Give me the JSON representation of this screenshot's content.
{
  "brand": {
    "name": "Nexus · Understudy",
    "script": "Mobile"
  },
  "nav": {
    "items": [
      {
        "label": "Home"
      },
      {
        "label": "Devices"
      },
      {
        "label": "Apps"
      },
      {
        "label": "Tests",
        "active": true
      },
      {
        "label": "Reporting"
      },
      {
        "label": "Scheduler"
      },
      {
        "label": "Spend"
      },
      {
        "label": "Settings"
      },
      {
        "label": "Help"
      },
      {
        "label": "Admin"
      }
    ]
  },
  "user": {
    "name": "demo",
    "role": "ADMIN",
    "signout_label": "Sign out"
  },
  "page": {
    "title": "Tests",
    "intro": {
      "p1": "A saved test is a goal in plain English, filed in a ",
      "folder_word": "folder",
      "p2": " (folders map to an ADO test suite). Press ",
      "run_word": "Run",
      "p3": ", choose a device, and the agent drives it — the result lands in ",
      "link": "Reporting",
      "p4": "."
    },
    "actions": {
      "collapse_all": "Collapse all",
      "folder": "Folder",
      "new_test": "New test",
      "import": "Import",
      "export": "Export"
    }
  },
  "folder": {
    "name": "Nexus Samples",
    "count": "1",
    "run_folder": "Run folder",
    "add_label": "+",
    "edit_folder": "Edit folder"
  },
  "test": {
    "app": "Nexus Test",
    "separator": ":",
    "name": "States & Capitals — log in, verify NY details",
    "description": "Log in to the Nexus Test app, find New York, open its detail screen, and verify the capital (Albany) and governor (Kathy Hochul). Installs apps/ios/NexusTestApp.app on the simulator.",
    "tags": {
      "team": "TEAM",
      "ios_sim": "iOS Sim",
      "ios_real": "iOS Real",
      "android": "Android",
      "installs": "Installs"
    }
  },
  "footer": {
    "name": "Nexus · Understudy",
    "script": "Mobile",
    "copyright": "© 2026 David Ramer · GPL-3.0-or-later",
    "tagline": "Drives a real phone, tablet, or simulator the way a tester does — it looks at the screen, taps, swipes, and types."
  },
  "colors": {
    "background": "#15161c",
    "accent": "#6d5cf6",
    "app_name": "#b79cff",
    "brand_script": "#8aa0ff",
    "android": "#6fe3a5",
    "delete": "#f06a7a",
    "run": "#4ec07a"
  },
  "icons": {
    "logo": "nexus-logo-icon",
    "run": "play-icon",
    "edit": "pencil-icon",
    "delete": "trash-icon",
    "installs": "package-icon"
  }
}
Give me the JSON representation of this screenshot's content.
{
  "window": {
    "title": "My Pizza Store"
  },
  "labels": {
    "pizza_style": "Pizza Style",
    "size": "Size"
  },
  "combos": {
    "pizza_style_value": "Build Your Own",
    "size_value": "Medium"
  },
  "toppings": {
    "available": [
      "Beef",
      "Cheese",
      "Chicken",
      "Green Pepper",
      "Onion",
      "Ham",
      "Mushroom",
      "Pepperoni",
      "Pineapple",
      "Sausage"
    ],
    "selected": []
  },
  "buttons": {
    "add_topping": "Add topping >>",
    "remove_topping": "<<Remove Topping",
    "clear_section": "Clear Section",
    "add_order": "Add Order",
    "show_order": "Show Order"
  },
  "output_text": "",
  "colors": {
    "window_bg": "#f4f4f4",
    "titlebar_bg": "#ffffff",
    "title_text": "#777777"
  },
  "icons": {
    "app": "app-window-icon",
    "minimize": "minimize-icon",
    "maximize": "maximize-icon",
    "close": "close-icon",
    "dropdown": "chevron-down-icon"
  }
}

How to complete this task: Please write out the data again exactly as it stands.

Exercise answer:
Give me the JSON representation of this screenshot's content.
{
  "brand": {
    "name": "Nexus · Understudy",
    "script": "Mobile"
  },
  "nav": {
    "items": [
      {
        "label": "Home"
      },
      {
        "label": "Devices"
      },
      {
        "label": "Apps"
      },
      {
        "label": "Tests",
        "active": true
      },
      {
        "label": "Reporting"
      },
      {
        "label": "Scheduler"
      },
      {
        "label": "Spend"
      },
      {
        "label": "Settings"
      },
      {
        "label": "Help"
      },
      {
        "label": "Admin"
      }
    ]
  },
  "user": {
    "name": "demo",
    "role": "ADMIN",
    "signout_label": "Sign out"
  },
  "page": {
    "title": "Tests",
    "intro": {
      "p1": "A saved test is a goal in plain English, filed in a ",
      "folder_word": "folder",
      "p2": " (folders map to an ADO test suite). Press ",
      "run_word": "Run",
      "p3": ", choose a device, and the agent drives it — the result lands in ",
      "link": "Reporting",
      "p4": "."
    },
    "actions": {
      "collapse_all": "Collapse all",
      "folder": "Folder",
      "new_test": "New test",
      "import": "Import",
      "export": "Export"
    }
  },
  "folder": {
    "name": "Nexus Samples",
    "count": "1",
    "run_folder": "Run folder",
    "add_label": "+",
    "edit_folder": "Edit folder"
  },
  "test": {
    "app": "Nexus Test",
    "separator": ":",
    "name": "States & Capitals — log in, verify NY details",
    "description": "Log in to the Nexus Test app, find New York, open its detail screen, and verify the capital (Albany) and governor (Kathy Hochul). Installs apps/ios/NexusTestApp.app on the simulator.",
    "tags": {
      "team": "TEAM",
      "ios_sim": "iOS Sim",
      "ios_real": "iOS Real",
      "android": "Android",
      "installs": "Installs"
    }
  },
  "footer": {
    "name": "Nexus · Understudy",
    "script": "Mobile",
    "copyright": "© 2026 David Ramer · GPL-3.0-or-later",
    "tagline": "Drives a real phone, tablet, or simulator the way a tester does — it looks at the screen, taps, swipes, and types."
  },
  "colors": {
    "background": "#15161c",
    "accent": "#6d5cf6",
    "app_name": "#b79cff",
    "brand_script": "#8aa0ff",
    "android": "#6fe3a5",
    "delete": "#f06a7a",
    "run": "#4ec07a"
  },
  "icons": {
    "logo": "nexus-logo-icon",
    "run": "play-icon",
    "edit": "pencil-icon",
    "delete": "trash-icon",
    "installs": "package-icon"
  }
}
Give me the JSON representation of this screenshot's content.
{
  "window": {
    "title": "My Pizza Store"
  },
  "labels": {
    "pizza_style": "Pizza Style",
    "size": "Size"
  },
  "combos": {
    "pizza_style_value": "Build Your Own",
    "size_value": "Medium"
  },
  "toppings": {
    "available": [
      "Beef",
      "Cheese",
      "Chicken",
      "Green Pepper",
      "Onion",
      "Ham",
      "Mushroom",
      "Pepperoni",
      "Pineapple",
      "Sausage"
    ],
    "selected": []
  },
  "buttons": {
    "add_topping": "Add topping >>",
    "remove_topping": "<<Remove Topping",
    "clear_section": "Clear Section",
    "add_order": "Add Order",
    "show_order": "Show Order"
  },
  "output_text": "",
  "colors": {
    "window_bg": "#f4f4f4",
    "titlebar_bg": "#ffffff",
    "title_text": "#777777"
  },
  "icons": {
    "app": "app-window-icon",
    "minimize": "minimize-icon",
    "maximize": "maximize-icon",
    "close": "close-icon",
    "dropdown": "chevron-down-icon"
  }
}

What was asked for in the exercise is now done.